Ganesh Chaturthi celebration in India is a festive occasion where people pray, eat and make merry together.
But do you know an interesting Ganesha idol story that sits atop a hill amid the serenity of the Bastar forests in Dantewada. The Ganesha said to be about 1,100-year-old in the Bastar forests of Chhattisgarh.
The story has been shared by IFS officer Parveen Kaswan. The idol has been made during the time of Nagvanshi dynasty and is placed atop a 'dhol' shaped hill that lies 14 km inside the forest.
He also shared how to reach this place. He said that from Dantewada, one needs to reach a small village Midkulnar, which is around 20 kms away.
Following this, one need to trek about 5-7 kms to reach the top of the hill.
Isn't is interesting? You may also plan your travel and share it with us.
Where the lord #Ganesha sits in calm atmosphere. 1100 year old Ganesha idol in Bastar #forest. The idol, made during the time of Nagvanshi dynasty, is placed atop a ‘dhol’ shaped hill that lies 14 km inside the forest. #GaneshChaturthi pic.twitter.com/jYYYeUUB5k— Parveen Kaswan, IFS (@ParveenKaswan) August 22, 2020
Ganesh Chaturthi, also known as Vinayaka Chaturthi, celebrates the arrival of Ganesh to earth from Kailash Parvat with his mother Goddess Parvati/Gauri. The festival is marked with the installation of Ganesh clay idols privately in homes, or publicly on elaborate pandals. This year is being celebrated in a much more restricted way amidst the global pandemic situation. The social distancing norms will prevent people to celebrate the festival in the congregation.
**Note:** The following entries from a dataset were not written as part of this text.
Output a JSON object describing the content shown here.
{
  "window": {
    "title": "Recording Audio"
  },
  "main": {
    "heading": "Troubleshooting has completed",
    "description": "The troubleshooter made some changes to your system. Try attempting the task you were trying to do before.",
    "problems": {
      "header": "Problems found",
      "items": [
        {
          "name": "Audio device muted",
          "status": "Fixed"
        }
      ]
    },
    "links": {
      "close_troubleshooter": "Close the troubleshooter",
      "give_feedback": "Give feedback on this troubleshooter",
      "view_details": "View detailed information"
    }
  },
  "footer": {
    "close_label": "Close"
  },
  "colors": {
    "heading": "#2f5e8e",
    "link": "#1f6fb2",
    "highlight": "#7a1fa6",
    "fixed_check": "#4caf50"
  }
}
According to new guidelines of the ministry of home affairs (MHA) issued on July 29, cultural and religious functions and other large congregations will continue to remain prohibited.